The satanic images are not only in the lyrics but inherent and arguably fundamental to the music itself. Sabbath guitarist, and primary composer, Tony Iommi repurposes the ominous, hostile theme of Gustav Holst’s “Mars” from The Planets to set the sinister tone for the entire album. Much is made of the use of tritone which is more overt in Iommi’s handling of the theme, but the minor third and ornamental minor second are even more germane to the Black Sabbath sound which is particularly distinct due to the Geezer Butler’s bass and Iommi’s deep ostinato guitar lines that provide a primal foundational simplicity and unavoidably recognizable trademark for the band’s raw, underworldly sound. Though not the 243rd best album ever made, it is a strong debut and garnered an immediate fan base to provide ongoing support for Black Sabbath for many years.
Atomic Rooster: Atomic Rooster
Recorded in December 1969 and January 1970 and released in the UK on February 1970, Atomic Rooster’s first album is a mixture of early progressive, psychedelic, and hard-rock. Vincent Crane provides the compositions and quality keyboards and the album includes an extended drum solo from Carl Palmer.
The album was not released in the U.S. (until several years later) and only available as an import. The album was released in Australia where the original album cover art was deemed inappropriate (this is a rooster — and a fowl!) and replaced with a substitute cover.
James Taylor: Sweet Baby James

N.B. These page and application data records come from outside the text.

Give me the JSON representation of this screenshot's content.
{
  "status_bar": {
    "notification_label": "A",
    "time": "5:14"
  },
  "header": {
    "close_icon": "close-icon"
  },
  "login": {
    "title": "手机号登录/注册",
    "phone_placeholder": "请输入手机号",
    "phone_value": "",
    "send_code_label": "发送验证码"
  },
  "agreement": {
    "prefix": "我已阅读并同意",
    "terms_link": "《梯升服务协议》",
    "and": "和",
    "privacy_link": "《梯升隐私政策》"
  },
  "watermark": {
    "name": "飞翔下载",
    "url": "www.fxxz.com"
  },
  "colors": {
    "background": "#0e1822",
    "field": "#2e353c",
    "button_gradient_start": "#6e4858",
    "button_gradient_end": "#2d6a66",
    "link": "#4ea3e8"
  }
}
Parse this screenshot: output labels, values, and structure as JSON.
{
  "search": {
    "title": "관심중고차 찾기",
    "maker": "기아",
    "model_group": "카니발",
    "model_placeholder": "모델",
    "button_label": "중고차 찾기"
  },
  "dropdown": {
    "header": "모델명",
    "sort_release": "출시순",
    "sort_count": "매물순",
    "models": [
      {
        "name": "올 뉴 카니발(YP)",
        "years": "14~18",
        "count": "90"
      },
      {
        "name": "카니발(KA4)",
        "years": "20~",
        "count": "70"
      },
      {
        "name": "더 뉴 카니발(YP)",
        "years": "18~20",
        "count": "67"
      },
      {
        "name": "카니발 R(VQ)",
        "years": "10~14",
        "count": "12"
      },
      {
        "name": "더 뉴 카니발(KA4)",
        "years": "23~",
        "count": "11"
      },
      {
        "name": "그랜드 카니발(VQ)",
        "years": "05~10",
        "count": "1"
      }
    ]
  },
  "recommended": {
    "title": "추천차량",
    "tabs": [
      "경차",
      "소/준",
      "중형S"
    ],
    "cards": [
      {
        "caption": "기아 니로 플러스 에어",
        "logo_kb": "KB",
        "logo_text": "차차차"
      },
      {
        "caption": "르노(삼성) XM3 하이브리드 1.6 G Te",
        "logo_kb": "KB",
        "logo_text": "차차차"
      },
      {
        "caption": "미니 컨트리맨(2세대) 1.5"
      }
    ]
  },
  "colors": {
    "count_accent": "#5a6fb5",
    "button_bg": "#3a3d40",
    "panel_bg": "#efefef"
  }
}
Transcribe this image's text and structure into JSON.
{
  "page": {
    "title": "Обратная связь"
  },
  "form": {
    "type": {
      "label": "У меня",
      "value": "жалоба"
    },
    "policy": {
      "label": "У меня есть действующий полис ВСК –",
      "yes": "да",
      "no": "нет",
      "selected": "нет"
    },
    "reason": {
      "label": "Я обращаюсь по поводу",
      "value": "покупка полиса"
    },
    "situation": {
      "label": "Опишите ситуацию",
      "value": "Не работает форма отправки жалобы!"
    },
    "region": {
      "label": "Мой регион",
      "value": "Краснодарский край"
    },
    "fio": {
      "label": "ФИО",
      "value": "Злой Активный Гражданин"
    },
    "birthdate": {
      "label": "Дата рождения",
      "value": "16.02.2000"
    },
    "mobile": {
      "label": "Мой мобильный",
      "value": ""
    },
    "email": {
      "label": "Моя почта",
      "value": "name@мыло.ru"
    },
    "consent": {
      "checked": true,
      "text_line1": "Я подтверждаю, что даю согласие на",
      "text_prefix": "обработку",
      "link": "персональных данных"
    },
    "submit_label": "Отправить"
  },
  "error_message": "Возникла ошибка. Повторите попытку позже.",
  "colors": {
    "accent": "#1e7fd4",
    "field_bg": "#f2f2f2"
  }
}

Recorded in December 1969 and released in February 1970, Sweet Baby James has a mix of high quality and direct, intimate simplicity that has made it a classic. It includes one of the best straightforward pop-folk songs ever composed: “Fire and Rain.”
Burnt Weenie Sandwich, Funkadelic, Morrison Hotel
Other albums of note released in February 1970 include Frank Zappa and the Mothers of Invention Burnt Weenie Sandwich with material recorded in the late sixties, Funkadelic’s first album, Funkadelic and the Door’s Morrison Hotel. George Clinton’s group Funkadelic is particularly notable for its meld of funk, soul and psychedelic rock and this first album also seamlessly incorporates African-American traditional-folk music including field shouts and blues, trailblazing the way for many future soul-funk-rock albums. Interestingly Robert Christgau, who so scathingly panned the first Black Sabbath album and the Sweet Baby James album, also trashed this important album.